Charlotte Holmes is not a conventional Victorian miss and has asserted her right to remain single from a young age, extracting a promise from her father that if she takes an interest in pursuits suitable for a young lady, yet is still unmarried by the age of 25, then he will supply her with the money required to pursue her dream of becoming headmistress of a girls school. Recently, however, it has become apparent that Sir Henry Holmes has no intention of keeping his side of the bargain, and so Charlotte sets out to make herself unmarriageable by creating a scandal.
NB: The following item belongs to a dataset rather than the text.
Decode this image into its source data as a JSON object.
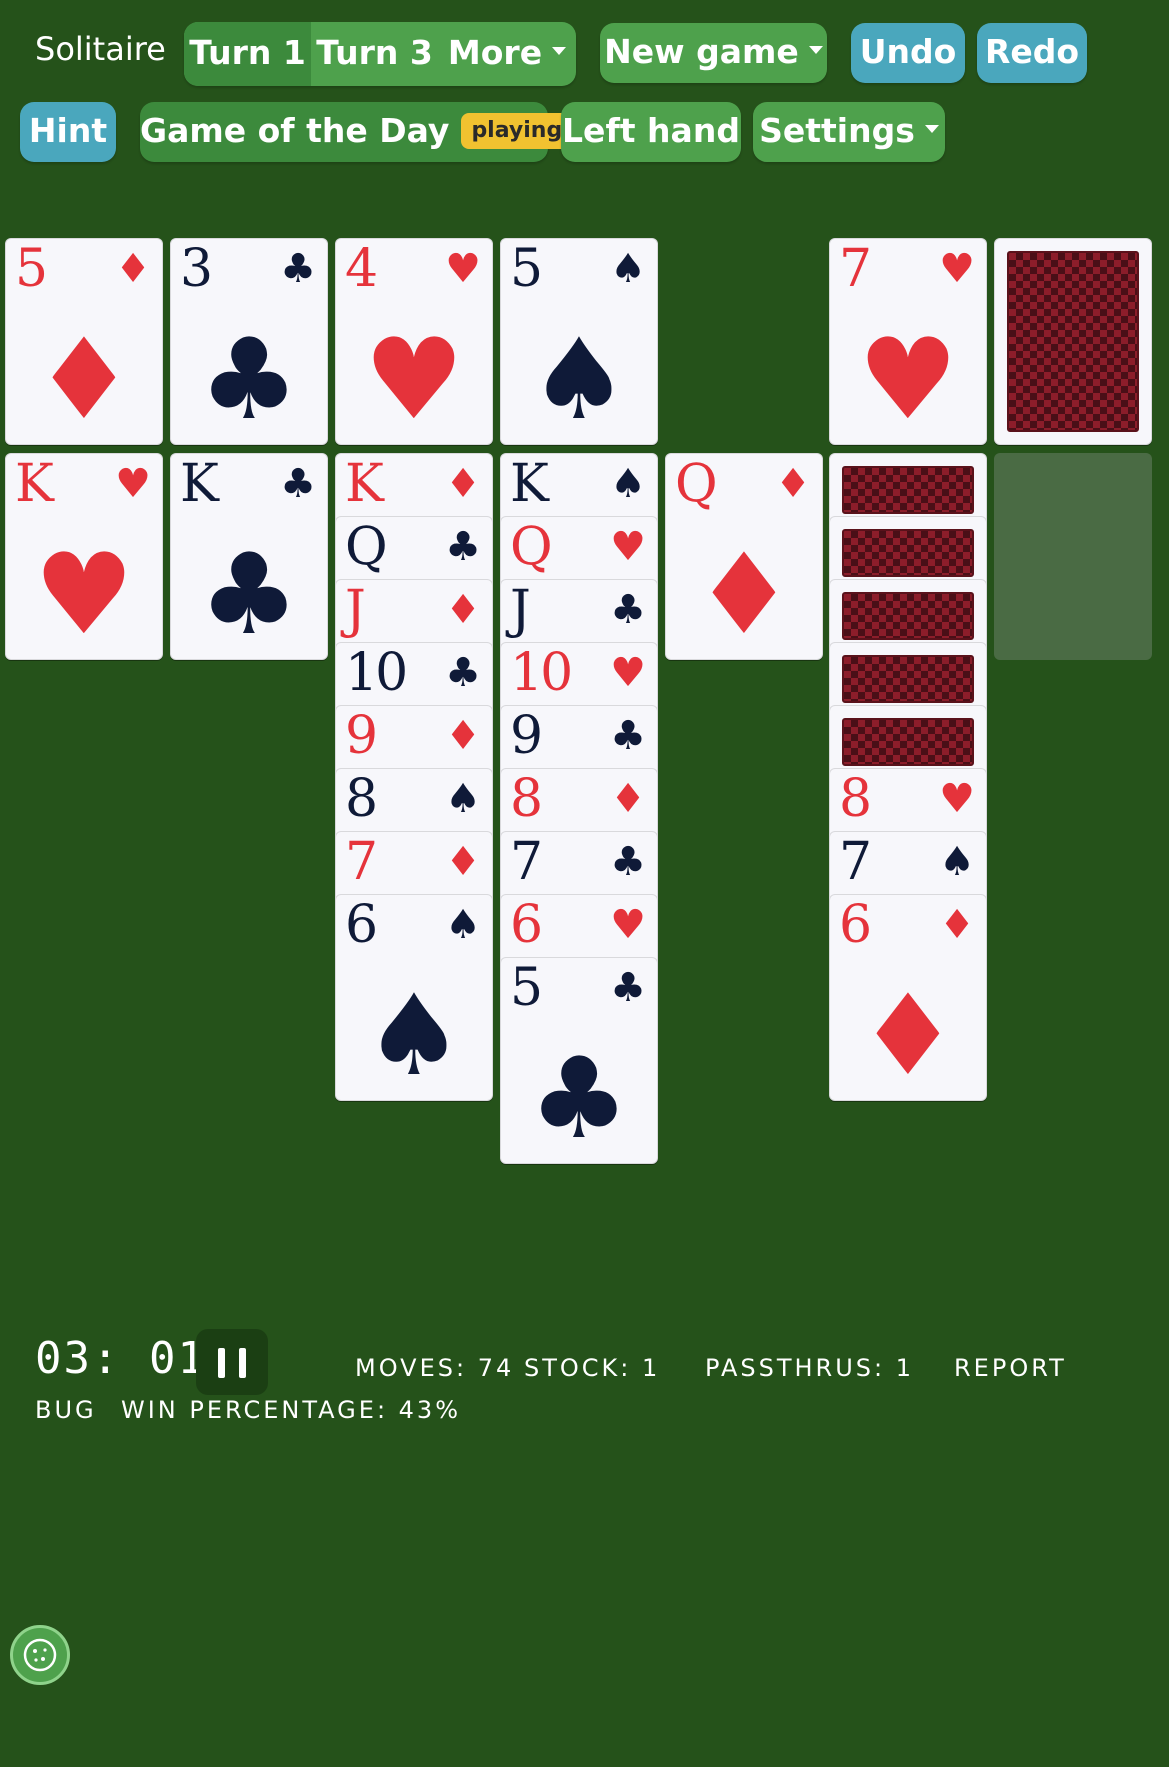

The plan doesn’t work out as intended, and Charlotte is thrown out of the house in disgrace, with only her younger sister staying supportive in the face of society’s condemnation. Ever resourceful, Charlotte secures lodgings and sets out to find work as a typist, although it’s not long before the scandal catches up with her again. Meanwhile, several unexpected deaths have occurred, all involving people who have quarrelled with Charlotte’s father or sister. No stranger to helping the police – Charlotte’s friend Lord Ingram is friends with a Scotland Yard detective, to whom he has previously passed on advice from his other friend “Sherlock Holmes” (Charlotte, of course) – she sets out to discover the truth and protect her family from a second scandal.
Along the way, Charlotte teams up with Mrs. Watson, a former actress whose husband was killed in the war with Afghanistan. The pair manage to work an elaborate deception in which “Holmes” is an invalid, unable to meet his clients, while his sister (Charlotte) conveys messages to and from the sickroom in order to solve puzzles. This set-up worked really well for me, as did the subtle ways in which clues were overlooked by some characters and spotted by others due to their different stations in society.
All in all, a fun book and I hope to see more of this particular Holmes and Watson in the very near future.
With her inquisitive mind, Charlotte Holmes has never felt comfortable with the demureness expected of the fairer sex in upper class society. But even she never thought that she would become a social pariah, an outcast fending for herself on the mean streets of London.
When the city is struck by a trio of unexpected deaths and suspicion falls on her sister and her father, Charlotte is desperate to find the true culprits and clear the family name. She’ll have help from friends new and old—a kind-hearted widow, a police inspector, and a man who has long loved her. But in the end, it will be up to Charlotte, under the assumed name Sherlock Holmes, to challenge society’s expectations and match wits against an unseen mastermind.
Read an excerpt.